The word “Believing” is used here as one singular cornerstone of the “Four B’s,” the criteria people use when they evaluate their lives. The other crucial B’s are, “Being,” “Belonging” and “Benevolence.” When all four are achieved, they culminate in an evolved human being. I recently wrote about Being and Belonging, and readers have asked for comments on Believing.
Simply put, people who have a sense of Believing have a set of ethical values and principles guiding their lives.
Millions of people venerate (some kind of) God, who gives them support and hope, and provides them with answers to existential questions, such as where they come from, and ethical rules for conduct.
However, one needn’t believe in God in order to embrace humanistic behaviors like faith, hope and charity. Research has shown that religious followers are no more humane, compassionate and honest than agnostics and atheists, nor are the latter more malevolent than the former. We are all incongruous mixtures of the shoddy and the sublime.
Religious beliefs can be comforting and serve as a moral compass, but fervent worship of God has - paradoxically and tragically - fueled conflict and carnage in the name of that very God.
Many people wonder at times about the meaning of their lives, especially when stressed by the demands of family, career, bills, health and other pressures. They wonder if there is more to life than materialism and the proverbial rat race. (Peggy Lee memorably sang, “Is THAT all there is?”)
People often search for meaning, inner serenity and enlightenment in their lives. If not in a deity, many find their moral underpinnings within a community, an ideology, or within themselves through meditation, mindfulness, or sensory or spiritual paths. Others find meaning through reverence for the awesomeness of our beings and the cosmos.
Microscopic photographs and cell samples from our bodies are remarkably complex and beautiful, and in some uncanny symmetry and synergy mirror photographs from Hubble and other exploratory telescopes, as well as cell samples from the universe. They are each beyond comprehension, yet they form an uncanny connection in beauty and awesomeness.
Our lives can be rewarding and challenging, and are so important to us, yet we are in reality merely tiny specks living amidst countless infinite universes. It is thus not surprising that we need some meaning to our existence lives.

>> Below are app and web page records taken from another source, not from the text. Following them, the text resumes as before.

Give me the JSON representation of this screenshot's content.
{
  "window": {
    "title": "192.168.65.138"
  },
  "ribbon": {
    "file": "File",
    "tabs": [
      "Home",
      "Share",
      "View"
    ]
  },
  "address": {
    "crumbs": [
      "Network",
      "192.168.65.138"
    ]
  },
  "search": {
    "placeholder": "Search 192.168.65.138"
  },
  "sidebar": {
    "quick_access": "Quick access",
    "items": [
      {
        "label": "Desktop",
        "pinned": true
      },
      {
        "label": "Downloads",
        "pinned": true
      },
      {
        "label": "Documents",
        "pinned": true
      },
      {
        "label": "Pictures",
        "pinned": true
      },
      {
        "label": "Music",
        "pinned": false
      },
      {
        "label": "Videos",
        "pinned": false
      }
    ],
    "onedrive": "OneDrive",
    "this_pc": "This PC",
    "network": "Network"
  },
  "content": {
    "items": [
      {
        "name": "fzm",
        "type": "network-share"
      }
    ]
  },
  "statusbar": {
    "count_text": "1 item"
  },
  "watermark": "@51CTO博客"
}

It is clear from history, anthropology and archaeology studies that human beings have always had a profound need to believe in something beyond their material selves.
This need is not confined to the worship of an all-powerful and often-personified deity. Non-religious individuals are not necessarily non-believers: Many agnostics and atheists yearn for non-material or transcendent rationales which can explain, enhance and transform their lives.
Just as with religious followers, people with secular values need meaning in their lives which gives them a sense of grounding, satisfaction and security. When we search for meaning in our lives, we remove ourselves from the frenzy and fray of everyday life and transport ourselves to a more serene and fulfilling realm.
Both religious and secular traditions and rituals enhance our lives so much that we wish to pass these along to our children. Believing in core values which guide our behavior and finding meaning to our lives enable us to move beyond the material and appreciate the wonderment of our existence (nature, love, art, cosmos), and enhance our health and minds.
A sense of believing means that we live according to values which enhance our humanity (honesty, tolerance, compassion, empathy). In so doing we benefit ourselves and our human community: we leave a Positive Emotional Footprint.
*One caveat: A so-called “True Believer” can be an absolutist, intolerant zealot, the antithesis of our Sense of Believing. More on this in my next column…